It appears to come close to being a good book. It addresses fairly good questions about important issues. Unfortunately, it has been simplified for readability to such an extent as to prevent it from accomplishing much. Its arguments aren’t sufficiently detailed or backed by references for me to evaluate them. So they were probably intended to be accepted as a result of the authors’ authority. But their credentials leave plenty of room for doubt about how much deference their authority deserves.
So I’m left unsatisfied, and highly uncertain whether I ought to read the more detailed version of this book (Global Crises, Global Solutions).

Marginal Revolution summarizes an idea of Robin Hanson about how to overcome the problem of poor information regarding who is worthy of what charity (which I agree is a serious problem).

Unfortunately, I doubt it will work, because it suffers from very similar information problems as direct charity does.

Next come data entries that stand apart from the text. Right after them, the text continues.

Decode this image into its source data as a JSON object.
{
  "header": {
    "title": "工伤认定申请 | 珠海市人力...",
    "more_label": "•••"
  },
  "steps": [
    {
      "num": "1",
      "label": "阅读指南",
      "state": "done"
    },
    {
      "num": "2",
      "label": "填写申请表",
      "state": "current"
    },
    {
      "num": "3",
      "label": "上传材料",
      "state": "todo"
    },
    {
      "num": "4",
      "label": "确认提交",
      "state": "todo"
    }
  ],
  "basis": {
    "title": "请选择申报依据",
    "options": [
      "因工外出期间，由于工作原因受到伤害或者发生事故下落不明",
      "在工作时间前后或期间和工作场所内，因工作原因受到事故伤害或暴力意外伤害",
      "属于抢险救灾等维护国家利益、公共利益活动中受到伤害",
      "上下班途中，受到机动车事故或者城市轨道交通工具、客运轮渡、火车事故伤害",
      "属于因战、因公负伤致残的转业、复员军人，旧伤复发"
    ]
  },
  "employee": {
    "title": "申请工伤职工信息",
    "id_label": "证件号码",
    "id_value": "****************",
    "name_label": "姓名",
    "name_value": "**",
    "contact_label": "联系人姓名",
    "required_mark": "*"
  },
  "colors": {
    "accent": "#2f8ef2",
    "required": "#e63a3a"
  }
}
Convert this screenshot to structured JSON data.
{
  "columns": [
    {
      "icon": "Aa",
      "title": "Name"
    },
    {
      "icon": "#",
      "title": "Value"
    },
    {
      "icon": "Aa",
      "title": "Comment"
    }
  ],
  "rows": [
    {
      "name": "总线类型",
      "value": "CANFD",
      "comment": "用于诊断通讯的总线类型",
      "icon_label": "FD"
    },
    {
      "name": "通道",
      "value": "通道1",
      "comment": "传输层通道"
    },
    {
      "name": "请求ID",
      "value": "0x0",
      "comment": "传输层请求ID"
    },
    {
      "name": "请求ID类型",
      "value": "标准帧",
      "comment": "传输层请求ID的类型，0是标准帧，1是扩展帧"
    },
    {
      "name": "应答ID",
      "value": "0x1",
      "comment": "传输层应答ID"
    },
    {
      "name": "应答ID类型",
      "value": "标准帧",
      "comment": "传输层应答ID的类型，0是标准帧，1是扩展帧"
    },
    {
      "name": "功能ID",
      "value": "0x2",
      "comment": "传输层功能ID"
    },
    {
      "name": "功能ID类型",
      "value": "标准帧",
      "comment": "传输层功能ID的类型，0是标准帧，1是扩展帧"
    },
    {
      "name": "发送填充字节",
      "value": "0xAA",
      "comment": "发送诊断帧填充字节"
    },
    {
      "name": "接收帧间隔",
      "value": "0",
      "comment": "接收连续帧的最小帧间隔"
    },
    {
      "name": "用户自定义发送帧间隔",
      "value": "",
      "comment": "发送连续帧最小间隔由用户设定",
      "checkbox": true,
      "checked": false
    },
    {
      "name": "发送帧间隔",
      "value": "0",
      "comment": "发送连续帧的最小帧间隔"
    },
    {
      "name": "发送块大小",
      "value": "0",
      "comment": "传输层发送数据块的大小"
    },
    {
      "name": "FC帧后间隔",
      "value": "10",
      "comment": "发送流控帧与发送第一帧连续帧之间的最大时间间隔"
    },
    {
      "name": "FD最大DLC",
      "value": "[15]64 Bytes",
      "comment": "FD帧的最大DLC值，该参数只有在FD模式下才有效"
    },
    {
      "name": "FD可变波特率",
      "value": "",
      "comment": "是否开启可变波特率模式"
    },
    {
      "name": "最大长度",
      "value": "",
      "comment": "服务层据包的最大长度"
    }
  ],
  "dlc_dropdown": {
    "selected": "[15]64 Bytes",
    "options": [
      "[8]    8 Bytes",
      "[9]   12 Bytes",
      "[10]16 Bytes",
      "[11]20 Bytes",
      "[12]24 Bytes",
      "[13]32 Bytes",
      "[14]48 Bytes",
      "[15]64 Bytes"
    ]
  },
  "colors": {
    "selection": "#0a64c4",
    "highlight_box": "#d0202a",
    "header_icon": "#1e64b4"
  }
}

It requires donors to have good information about what a prototypical worthy recipient looks like (but having this information seems like a large part of the problem we are trying to solve), or else be able to hire someone who has better information about that than the donor (but Robin provides some strong reasons to doubt that is possible in his more recent paper He Who Pays The Piper Must Know The Tune).

I can imagine (but am unconvinced) that donors can describe the appropriate criteria for worthiness, and that the main information problem is distinguishing honest claims of meeting those criteria from dishonest claims. But the charity angels scheme rewards people for failing to distinguish honest claims, which makes me doubt that the giving that this scheme would encourage has much to do with truly worthy causes.

The “Tell Off A Jerk” variant on this theme seems closer to a workable idea, but it risks producing flame wars where people polarize into groups each of which uses charitable donations to encourage retaliation for the other group’s rude attempts at deterring jerkdom.